People of Jamalganj upazila were hit the worst, as 7,950 families were affected.
Local Government Engineering Department (LGED) Executive Engineer Md Iqbal Ahmed said: “The road infrastructure in the district has been most affected by the flood. Massive potholes were created on major roads, bridges, and culverts of the district.”
As soon as the flood water recedes completely, the renovation work will begin in full-scale, he added.
In Tangail, the overall flood situation gradually continue to improve as the three major rivers are receding. But the rivers are still flowing above the danger level.
Despite the improvement, a huge number of people continue to remain marooned, and cultivable lands, and roads are still flooded.
Rezaul Karim, assistant engineer of Tangail Water Development Board’s science department, said: “The Jamuna River, the Dhaleswari River, and the Jhinai River are all still flowing above the danger level. The Pungli, and Bongshai rivers have risen, but are flowing under the danger level.”
In Faridpur, 30 primary schools were shut down, as the flood water remains stagnant in 223 villages, in the coastal areas of Faridpur sadar, Charbhadrasan, and Sadarpur upazilas.
District Primary Education Officer Tauhidul Islam said: “The schools had to be closed down as they were completely inundated by the flood water.”
Faridpur Deputy Commissioner Atul Sarkar said: “The flood affected families are being closely monitored, and are being provided with the necessary relief items. Until now, 280 tons of rice, and Tk2.9 lakh in cash were distributed to people of 15 unions in four upazilas.”
In Gaibandha, devastating floods washed away 70,000 homes in seven upazilas, leaving 145,000 families displaced.
Barely able to meet their own needs, caring for their livestock is proving near impossible. These animals do not have a place to stay while food and land have become scarce. Villagers aren’t able to sell their animals and they aren’t getting fair prices at the local haats.
Abdur Rahman, a local, said: “I have been here since morning and no one is putting a fair price on my cow. The 200kg cow is worth Tk1 lakh, but the highest offer I got was Tk 80,000”
According to the district Department Of Livestock Services, there are over 400,000 cows, close to 300,000 goats and sheep in the district.
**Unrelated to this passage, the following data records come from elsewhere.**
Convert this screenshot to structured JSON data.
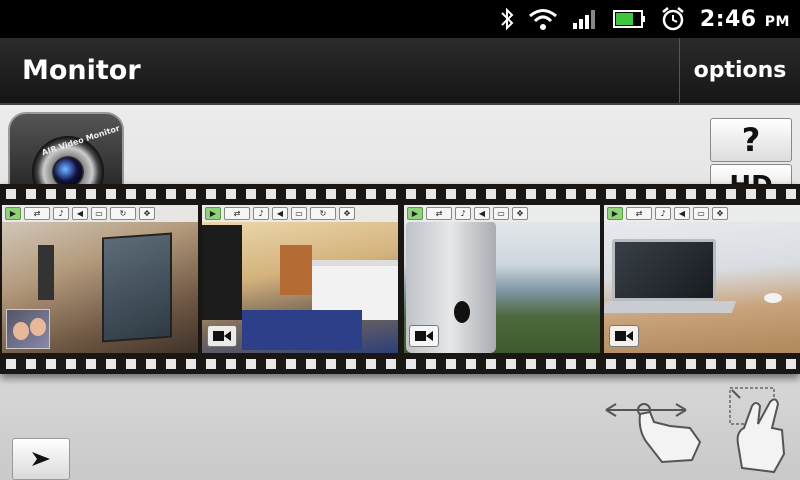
{
  "status_bar": {
    "time": "2:46",
    "ampm": "PM",
    "icons": [
      "bluetooth-icon",
      "wifi-icon",
      "signal-icon",
      "battery-icon",
      "alarm-icon"
    ]
  },
  "action_bar": {
    "title": "Monitor",
    "options_label": "options"
  },
  "logo": {
    "text": "AIR Video Monitor"
  },
  "side_buttons": {
    "help_label": "?",
    "hd_label": "HD"
  },
  "film_strip": {
    "frames": [
      {
        "name": "camera-feed-1",
        "scene": "living-room-with-tablet",
        "has_pip": true
      },
      {
        "name": "camera-feed-2",
        "scene": "kids-bedroom"
      },
      {
        "name": "camera-feed-3",
        "scene": "window-view-with-tablet"
      },
      {
        "name": "camera-feed-4",
        "scene": "desk-with-laptop"
      }
    ],
    "frame_toolbar_icons": [
      "video-icon",
      "switch-camera-icon",
      "microphone-icon",
      "speaker-icon",
      "no-screen-icon",
      "rotate-icon",
      "fullscreen-icon"
    ]
  },
  "colors": {
    "status_bar": "#000000",
    "action_bar": "#1c1c1c",
    "film": "#1a1613",
    "active_green": "#8fd27a"
  }
}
Among these, 72,777 cows, 48,823 goats and sheep, and 108,244 ducks and chickens were affected by the flood.
Our correspondents Abdullah Al Numan in Tangail; Wali Newaz in Faridpur; Himadri Shaker Bhodra in Sunamganj; and Mehedi Al Amin contributed to this report